I am going to bore you today. Please make yourself comfortable while I clamber up on my soap box and prepare my notes….
I am sure we have all seen the photos and video of distressingly emaciated children and blank-eyed adults in the canvas-walled field hospitals of the Horn of Africa at the moment. I am the right age to remember the famine in the 80’s that gave a select group of rock stars plenty of air time to tell us how much they cared and wanted us to help. They are still rich, some massively so, and people are still starving in Africa. Things never change.

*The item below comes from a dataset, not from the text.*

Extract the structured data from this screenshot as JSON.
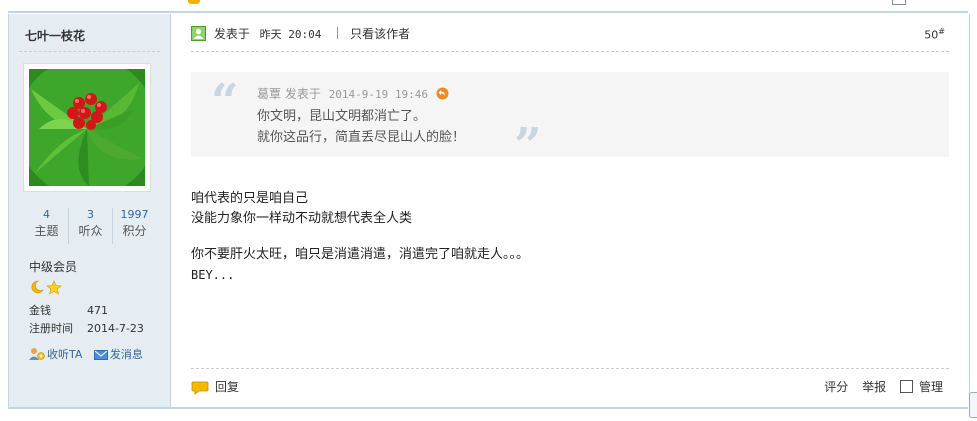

In 1859 this article acknowledged the fact that drought was a regular occurrence in South Africa, suggesting a severe drought occurred every 8 – 12 yrs and less severe ones every 5 or 7 years. That suggests there are more dry years than wet years, and I think it would be safe to assume a similar type of cycle occurs elsewhere in Africa.
I am aware that there is a world of difference between the Horn of Africa and South Africa but, clearly, as this article tells us, conditions that make life hard in Africa are hardly a recent development. It wasn’t hard to find a multitude of other articles of a similar vintage referring to famine in other parts of Africa, for example; Algiers in 1868 and Zambesi in 1863, George (Western Cape) had no rain for four years as reported in 1862 and in 1903 a summary of cable news reports on the scarcity of water retarding the British expedition in Somaliland. Why is it then, when this was known so long ago, are there still so many people suffering?
The 152 year-old newspaper article above points out that the land can only support so many and, due to the increased load of stock and humans, may have already exceeded the amount it can handle. It also suggests that unless this is addressed, and the infrastructure is improved, these circumstances will continue, and the suffering of the people will only escalate in future. Surprisingly for the time, this article even uses the bible to suggest people who think it is too troublesome to store water and don’t ‘keep the land and dress it’ should not ‘increase and multiply’. Parts of Africa have the highest population growth in the world. How many people are supported by the same amount of land that was struggling to support their less-numerous ancestors?
Added to the growing population, the fact that much of Africa is a place that is constantly under pressure due to unrest, poverty and lack of infrastructure, makes the slightest variation in weather conditions a potential disaster for those least able to cope with it. These people need education in order to help themselves, no amount of food drops and overworked doctors are going to solve their problems. Thousands of starving Mombassan locals were being given aid in 1899 and today aid is still flowing through Mombasa, although considerably more than thousands are dependent on it now.
What has changed? Nothing. Hearing that this famine is the worst for 60 years as I have seen reported in some media, is an irrelevant fact. The life expectancy for most Africans is, tragically, less than 40. Very few people who survived that famine will still be with us today. You can’t learn anything from something you didn’t experience. The problem with food aid is that every dollar spent on it is a dollar that can’t be spent on developmental aid. It is wrong to let those that are currently needy suffer, but feeding them means their children and grandchildren will still be receiving aid and not helping themselves. No, I don’t have a solution and I am not going to pretend I know enough about Africa to tell you whose fault it is, or whose responsibility it is to fix it. My point is, if drought is a new thing people are allowed to be unprepared for it and not know what to do. We can’t blame the popular evil of climate change for any of the past droughts or the current situation. I know it is not a popular view, but uncontrolled population growth, anywhere in the world, is only going to contribute to the hardship of the existing people.
I wonder if there will ever be a change in the situation in Africa or if the cycle of famine and aid will continue indefinitely, with already dwindling public donations causing the aid efforts to become less and less effective. The eventual outcome of this course of events is a terrible thing to contemplate. What can we do to change this? What can they do to change it?